Items from a dataset

....................

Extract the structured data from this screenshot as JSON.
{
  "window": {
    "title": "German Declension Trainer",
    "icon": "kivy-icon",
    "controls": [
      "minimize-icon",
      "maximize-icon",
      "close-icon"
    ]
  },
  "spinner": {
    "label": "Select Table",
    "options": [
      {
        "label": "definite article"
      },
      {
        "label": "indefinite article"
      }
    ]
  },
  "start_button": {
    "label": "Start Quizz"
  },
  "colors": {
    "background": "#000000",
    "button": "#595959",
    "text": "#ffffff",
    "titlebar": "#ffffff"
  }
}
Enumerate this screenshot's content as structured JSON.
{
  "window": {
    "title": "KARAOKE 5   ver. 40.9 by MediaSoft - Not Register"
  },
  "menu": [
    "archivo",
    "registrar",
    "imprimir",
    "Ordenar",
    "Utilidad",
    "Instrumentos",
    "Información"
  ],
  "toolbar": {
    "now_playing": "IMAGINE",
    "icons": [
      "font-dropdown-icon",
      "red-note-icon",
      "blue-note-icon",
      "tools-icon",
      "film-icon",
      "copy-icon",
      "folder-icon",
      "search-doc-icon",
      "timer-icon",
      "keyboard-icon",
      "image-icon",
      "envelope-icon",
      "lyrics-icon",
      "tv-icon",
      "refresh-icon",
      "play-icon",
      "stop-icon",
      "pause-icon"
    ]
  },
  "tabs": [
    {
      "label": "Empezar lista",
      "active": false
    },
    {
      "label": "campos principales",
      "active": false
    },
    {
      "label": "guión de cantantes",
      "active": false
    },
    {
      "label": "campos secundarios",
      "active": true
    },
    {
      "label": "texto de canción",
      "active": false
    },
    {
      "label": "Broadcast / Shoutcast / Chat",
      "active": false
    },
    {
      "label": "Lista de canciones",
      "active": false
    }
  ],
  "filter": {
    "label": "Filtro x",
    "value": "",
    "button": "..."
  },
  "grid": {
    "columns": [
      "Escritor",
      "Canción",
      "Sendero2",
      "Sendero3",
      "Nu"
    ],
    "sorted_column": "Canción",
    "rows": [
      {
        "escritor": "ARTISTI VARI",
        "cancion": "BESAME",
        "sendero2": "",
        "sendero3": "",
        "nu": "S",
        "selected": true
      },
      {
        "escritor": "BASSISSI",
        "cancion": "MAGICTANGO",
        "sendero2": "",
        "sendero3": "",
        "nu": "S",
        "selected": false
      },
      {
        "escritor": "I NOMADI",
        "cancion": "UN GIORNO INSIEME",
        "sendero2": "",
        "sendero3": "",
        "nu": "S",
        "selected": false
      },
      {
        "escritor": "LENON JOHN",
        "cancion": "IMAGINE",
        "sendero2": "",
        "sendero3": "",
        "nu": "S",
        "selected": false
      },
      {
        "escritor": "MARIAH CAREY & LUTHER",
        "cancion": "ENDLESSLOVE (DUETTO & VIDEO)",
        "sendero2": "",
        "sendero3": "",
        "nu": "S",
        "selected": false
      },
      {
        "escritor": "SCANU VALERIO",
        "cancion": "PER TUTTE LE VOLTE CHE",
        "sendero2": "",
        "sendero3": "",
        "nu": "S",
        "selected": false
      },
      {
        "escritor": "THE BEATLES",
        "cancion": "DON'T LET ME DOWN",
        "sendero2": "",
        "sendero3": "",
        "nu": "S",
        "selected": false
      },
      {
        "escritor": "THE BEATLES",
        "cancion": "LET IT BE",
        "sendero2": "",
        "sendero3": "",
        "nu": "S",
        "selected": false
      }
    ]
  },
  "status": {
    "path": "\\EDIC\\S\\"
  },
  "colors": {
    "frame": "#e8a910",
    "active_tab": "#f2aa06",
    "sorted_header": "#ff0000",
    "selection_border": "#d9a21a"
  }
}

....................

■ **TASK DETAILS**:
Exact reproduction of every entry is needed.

■ **OUTPUT**:
Extract the structured data from this screenshot as JSON.
{
  "window": {
    "title": "German Declension Trainer",
    "icon": "kivy-icon",
    "controls": [
      "minimize-icon",
      "maximize-icon",
      "close-icon"
    ]
  },
  "spinner": {
    "label": "Select Table",
    "options": [
      {
        "label": "definite article"
      },
      {
        "label": "indefinite article"
      }
    ]
  },
  "start_button": {
    "label": "Start Quizz"
  },
  "colors": {
    "background": "#000000",
    "button": "#595959",
    "text": "#ffffff",
    "titlebar": "#ffffff"
  }
}
Enumerate this screenshot's content as structured JSON.
{
  "window": {
    "title": "KARAOKE 5   ver. 40.9 by MediaSoft - Not Register"
  },
  "menu": [
    "archivo",
    "registrar",
    "imprimir",
    "Ordenar",
    "Utilidad",
    "Instrumentos",
    "Información"
  ],
  "toolbar": {
    "now_playing": "IMAGINE",
    "icons": [
      "font-dropdown-icon",
      "red-note-icon",
      "blue-note-icon",
      "tools-icon",
      "film-icon",
      "copy-icon",
      "folder-icon",
      "search-doc-icon",
      "timer-icon",
      "keyboard-icon",
      "image-icon",
      "envelope-icon",
      "lyrics-icon",
      "tv-icon",
      "refresh-icon",
      "play-icon",
      "stop-icon",
      "pause-icon"
    ]
  },
  "tabs": [
    {
      "label": "Empezar lista",
      "active": false
    },
    {
      "label": "campos principales",
      "active": false
    },
    {
      "label": "guión de cantantes",
      "active": false
    },
    {
      "label": "campos secundarios",
      "active": true
    },
    {
      "label": "texto de canción",
      "active": false
    },
    {
      "label": "Broadcast / Shoutcast / Chat",
      "active": false
    },
    {
      "label": "Lista de canciones",
      "active": false
    }
  ],
  "filter": {
    "label": "Filtro x",
    "value": "",
    "button": "..."
  },
  "grid": {
    "columns": [
      "Escritor",
      "Canción",
      "Sendero2",
      "Sendero3",
      "Nu"
    ],
    "sorted_column": "Canción",
    "rows": [
      {
        "escritor": "ARTISTI VARI",
        "cancion": "BESAME",
        "sendero2": "",
        "sendero3": "",
        "nu": "S",
        "selected": true
      },
      {
        "escritor": "BASSISSI",
        "cancion": "MAGICTANGO",
        "sendero2": "",
        "sendero3": "",
        "nu": "S",
        "selected": false
      },
      {
        "escritor": "I NOMADI",
        "cancion": "UN GIORNO INSIEME",
        "sendero2": "",
        "sendero3": "",
        "nu": "S",
        "selected": false
      },
      {
        "escritor": "LENON JOHN",
        "cancion": "IMAGINE",
        "sendero2": "",
        "sendero3": "",
        "nu": "S",
        "selected": false
      },
      {
        "escritor": "MARIAH CAREY & LUTHER",
        "cancion": "ENDLESSLOVE (DUETTO & VIDEO)",
        "sendero2": "",
        "sendero3": "",
        "nu": "S",
        "selected": false
      },
      {
        "escritor": "SCANU VALERIO",
        "cancion": "PER TUTTE LE VOLTE CHE",
        "sendero2": "",
        "sendero3": "",
        "nu": "S",
        "selected": false
      },
      {
        "escritor": "THE BEATLES",
        "cancion": "DON'T LET ME DOWN",
        "sendero2": "",
        "sendero3": "",
        "nu": "S",
        "selected": false
      },
      {
        "escritor": "THE BEATLES",
        "cancion": "LET IT BE",
        "sendero2": "",
        "sendero3": "",
        "nu": "S",
        "selected": false
      }
    ]
  },
  "status": {
    "path": "\\EDIC\\S\\"
  },
  "colors": {
    "frame": "#e8a910",
    "active_tab": "#f2aa06",
    "sorted_header": "#ff0000",
    "selection_border": "#d9a21a"
  }
}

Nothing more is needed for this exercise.